Johannesburg - Zindzi Mandela says she is blessed by her last memory of her father, Nelson Mandela. “I have a very nice memory - my last memory - of him is very nice. I think that’s my blessing, that the last time I saw him I had been teasing him and playing with his hair and I could sense an inner eye roll, ‘Oh my God, here is this loud child again’. And the smile and how he tried to lift his head and reach out to me,” she told ITV News in the first exclusive interview after Madiba’s death.
“That’s my last memory of him. I will treasure it forever.”
The interview was broadcast as Mandela’s lying-in-state ended on Friday evening with his coffin being carried down the steps of the Union Buildings’ amphitheatre for the last time.
Mandela’s grandson Mandla spoke softly to it, following traditional custom. He grimaced in emotional pain as the coffin was carried to the hearse.
A solemn-looking Mandla has remained with the coffin each day, travelling with it as it was transported to and from 1 Military Hospital.
The closure of this period of mourning left thousands of people disappointed, although according to official figures 100 000 mourners viewed his body.
Zindzi told ITV News’s Mark Austin of the importance of forgiving her father for any hurt he had caused her and about the guilt she felt at not being with him when he died.

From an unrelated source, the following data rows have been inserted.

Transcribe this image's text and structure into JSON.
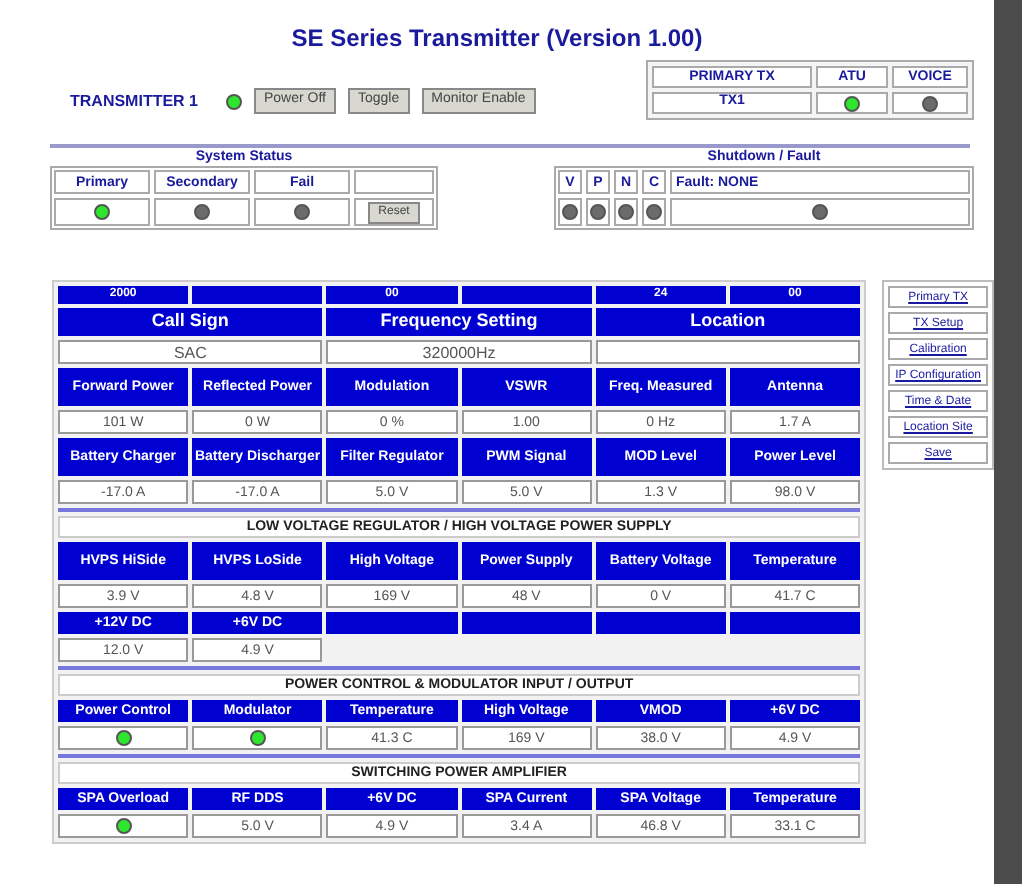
{
  "title": "SE Series Transmitter (Version 1.00)",
  "transmitter": {
    "label": "TRANSMITTER 1",
    "on": true,
    "buttons": [
      "Power Off",
      "Toggle",
      "Monitor Enable"
    ]
  },
  "primary_box": {
    "columns": [
      {
        "label": "PRIMARY TX",
        "kind": "text",
        "value": "TX1"
      },
      {
        "label": "ATU",
        "kind": "led",
        "on": true
      },
      {
        "label": "VOICE",
        "kind": "led",
        "on": false
      }
    ]
  },
  "system_status": {
    "title": "System Status",
    "columns": [
      {
        "label": "Primary",
        "on": true
      },
      {
        "label": "Secondary",
        "on": false
      },
      {
        "label": "Fail",
        "on": false
      }
    ],
    "button": "Reset"
  },
  "shutdown": {
    "title": "Shutdown / Fault",
    "columns": [
      {
        "label": "V",
        "on": false
      },
      {
        "label": "P",
        "on": false
      },
      {
        "label": "N",
        "on": false
      },
      {
        "label": "C",
        "on": false
      }
    ],
    "fault": {
      "label": "Fault: NONE",
      "on": false
    }
  },
  "date_row": [
    {
      "kind": "text",
      "text": "2000"
    },
    {
      "kind": "blank"
    },
    {
      "kind": "text",
      "text": "00"
    },
    {
      "kind": "blank"
    },
    {
      "kind": "text",
      "text": "24"
    },
    {
      "kind": "text",
      "text": "00"
    }
  ],
  "info": [
    {
      "header": "Call Sign",
      "value": "SAC"
    },
    {
      "header": "Frequency Setting",
      "value": "320000Hz"
    },
    {
      "header": "Location"
    }
  ],
  "blocks": [
    {
      "kind": "grid",
      "cells": [
        {
          "label": "Forward Power",
          "kind": "text",
          "value": "101 W"
        },
        {
          "label": "Reflected Power",
          "kind": "text",
          "value": "0 W"
        },
        {
          "label": "Modulation",
          "kind": "text",
          "value": "0 %"
        },
        {
          "label": "VSWR",
          "kind": "text",
          "value": "1.00"
        },
        {
          "label": "Freq. Measured",
          "kind": "text",
          "value": "0 Hz"
        },
        {
          "label": "Antenna",
          "kind": "text",
          "value": "1.7 A"
        }
      ]
    },
    {
      "kind": "grid",
      "cells": [
        {
          "label": "Battery Charger",
          "kind": "text",
          "value": "-17.0 A"
        },
        {
          "label": "Battery Discharger",
          "kind": "text",
          "value": "-17.0 A"
        },
        {
          "label": "Filter Regulator",
          "kind": "text",
          "value": "5.0 V"
        },
        {
          "label": "PWM Signal",
          "kind": "text",
          "value": "5.0 V"
        },
        {
          "label": "MOD Level",
          "kind": "text",
          "value": "1.3 V"
        },
        {
          "label": "Power Level",
          "kind": "text",
          "value": "98.0 V"
        }
      ]
    },
    {
      "kind": "section",
      "title": "LOW VOLTAGE REGULATOR / HIGH VOLTAGE POWER SUPPLY"
    },
    {
      "kind": "grid",
      "cells": [
        {
          "label": "HVPS HiSide",
          "kind": "text",
          "value": "3.9 V"
        },
        {
          "label": "HVPS LoSide",
          "kind": "text",
          "value": "4.8 V"
        },
        {
          "label": "High Voltage",
          "kind": "text",
          "value": "169 V"
        },
        {
          "label": "Power Supply",
          "kind": "text",
          "value": "48 V"
        },
        {
          "label": "Battery Voltage",
          "kind": "text",
          "value": "0 V"
        },
        {
          "label": "Temperature",
          "kind": "text",
          "value": "41.7 C"
        }
      ]
    },
    {
      "kind": "row",
      "cells": [
        {
          "label": "+12V DC",
          "kind": "text",
          "value": "12.0 V"
        },
        {
          "label": "+6V DC",
          "kind": "text",
          "value": "4.9 V"
        },
        {
          "kind": "blank"
        },
        {
          "kind": "blank"
        },
        {
          "kind": "blank"
        },
        {
          "kind": "blank"
        }
      ]
    },
    {
      "kind": "section",
      "title": "POWER CONTROL & MODULATOR INPUT / OUTPUT"
    },
    {
      "kind": "row",
      "cells": [
        {
          "label": "Power Control",
          "kind": "led",
          "on": true
        },
        {
          "label": "Modulator",
          "kind": "led",
          "on": true
        },
        {
          "label": "Temperature",
          "kind": "text",
          "value": "41.3 C"
        },
        {
          "label": "High Voltage",
          "kind": "text",
          "value": "169 V"
        },
        {
          "label": "VMOD",
          "kind": "text",
          "value": "38.0 V"
        },
        {
          "label": "+6V DC",
          "kind": "text",
          "value": "4.9 V"
        }
      ]
    },
    {
      "kind": "section",
      "title": "SWITCHING POWER AMPLIFIER"
    },
    {
      "kind": "row",
      "cells": [
        {
          "label": "SPA Overload",
          "kind": "led",
          "on": true
        },
        {
          "label": "RF DDS",
          "kind": "text",
          "value": "5.0 V"
        },
        {
          "label": "+6V DC",
          "kind": "text",
          "value": "4.9 V"
        },
        {
          "label": "SPA Current",
          "kind": "text",
          "value": "3.4 A"
        },
        {
          "label": "SPA Voltage",
          "kind": "text",
          "value": "46.8 V"
        },
        {
          "label": "Temperature",
          "kind": "text",
          "value": "33.1 C"
        }
      ]
    }
  ],
  "nav": [
    "Primary TX",
    "TX Setup",
    "Calibration",
    "IP Configuration",
    "Time & Date",
    "Location Site",
    "Save"
  ]
}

And while she is yet to go back into his bedroom and shed a tear for her father, who died at his Houghton home last week while she attended the London premiere of Long Walk to Freedom, Zindzi said she had forgiven herself.
She told Austin there were often episodes “of my Dad’s health where the family get anxious, where we were told to be on standby, so I thought it was one of those moments when I heard he really wasn’t doing well.
“But from the tone from people at home, I realised it was more serious,” she added.
“I spoke to the director and said we’ll go to the premiere and we’ll talk to people but if you could please have us excused by the royal couple (Prince William and his wife Kate), that as soon as the lights went down we would need to go back to the hotel, my sister and I, and to wait to hear and be in touch with the family at home.
“We did that. Just as we left, my sister called from the car and that’s when we knew,” Zindzi said. “I said ‘Oh my God, no, what time was that? – and I knew.”